WI Web Staff
D.C. Attorney General Brian L. Schwalb announced a lawsuit against 25 chemical companies for manufacturing, marketing, distributing, and selling products containing dangerous PFAS (per-and poly fluoroalkyl) chemicals that presently pollute the District’s natural resources.
Among the companies in the suit filed July 18 are 3M and DuPont De Nemours. The OAG alleges that as early as the 1950s, the litigated chemical companies knew the PFAS substances they manufacture posed significant health and environmental risks but hid the information from the public and government regulators.
The complaint also says that despite knowing the products were associated with serious health effects, including risks for cancer and birth defects, the defendant companies falsely maintained that their products were safe.
“Today, we’re suing dozens of companies that profited from producing, selling, and distributing dangerous PFAS chemicals that now pollute D.C.’s waterways and natural resources,” Schwalb said. “Compounding their illegal conduct, these companies for decades misled the public about the health and safety threats they knew the products posed. The District and its residents will be forced to deal with the adverse impacts of these ‘forever chemicals’ for years to come. Through this lawsuit, we will hold polluters accountable for the damage their conduct has caused and will continue to cause.”
PFAS chemicals are man-made and have been used by the military and at airports for fighting liquid-based fires like those from jet fuel. PFAS have been dubbed “forever chemicals” because they do not readily break down and when leaked in public can cause widespread contamination.
As a result of the lawsuit, the OAG seeks to recover all costs necessary to fully investigate and clean up PFAS contamination in the District’s natural resources and waterways; monitor and treat PFAS in the city’s stormwater discharges, and monitor and treat PFAS in drinking water, wastewater, and biosolids.
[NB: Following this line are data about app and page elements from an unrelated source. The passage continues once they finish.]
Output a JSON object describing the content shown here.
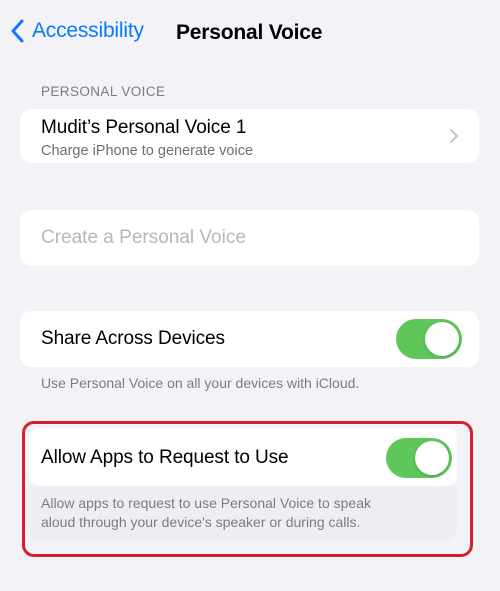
{
  "navbar": {
    "back_label": "Accessibility",
    "title": "Personal Voice"
  },
  "personal_voice_section": {
    "header": "PERSONAL VOICE",
    "voice_name": "Mudit’s Personal Voice 1",
    "voice_status": "Charge iPhone to generate voice",
    "create_label": "Create a Personal Voice"
  },
  "share_across_devices": {
    "label": "Share Across Devices",
    "enabled": true,
    "footer": "Use Personal Voice on all your devices with iCloud."
  },
  "allow_apps": {
    "label": "Allow Apps to Request to Use",
    "enabled": true,
    "footer_line1": "Allow apps to request to use Personal Voice to speak",
    "footer_line2": "aloud through your device's speaker or during calls."
  },
  "colors": {
    "accent": "#0a7aff",
    "toggle_on": "#5fc65a",
    "highlight": "#d61f2c",
    "background": "#f2f2f7"
  },
  "icons": {
    "back": "chevron-left-icon",
    "disclosure": "chevron-right-icon"
  }
}
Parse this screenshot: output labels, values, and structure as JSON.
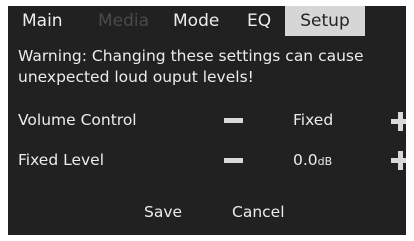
{
  "tabs": {
    "main": "Main",
    "media": "Media",
    "mode": "Mode",
    "eq": "EQ",
    "setup": "Setup"
  },
  "active_tab": "Setup",
  "warning": "Warning: Changing these settings can cause unexpected loud ouput levels!",
  "settings": {
    "volume_control": {
      "label": "Volume Control",
      "value": "Fixed"
    },
    "fixed_level": {
      "label": "Fixed Level",
      "value": "0.0",
      "unit": "dB"
    }
  },
  "buttons": {
    "save": "Save",
    "cancel": "Cancel"
  },
  "colors": {
    "screen_background": "#212121",
    "text": "#ececec",
    "disabled_text": "#4a4a4a",
    "active_tab_background": "#d6d6d6",
    "active_tab_text": "#222222",
    "icon": "#d9d9d9"
  },
  "icons": {
    "decrease": "minus-icon",
    "increase": "plus-icon"
  }
}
Additionally, the lawsuit alleges that the defendants also long covered up their knowledge of PFAS’s harmful effects, the District also seeks other damages, including punitive damages.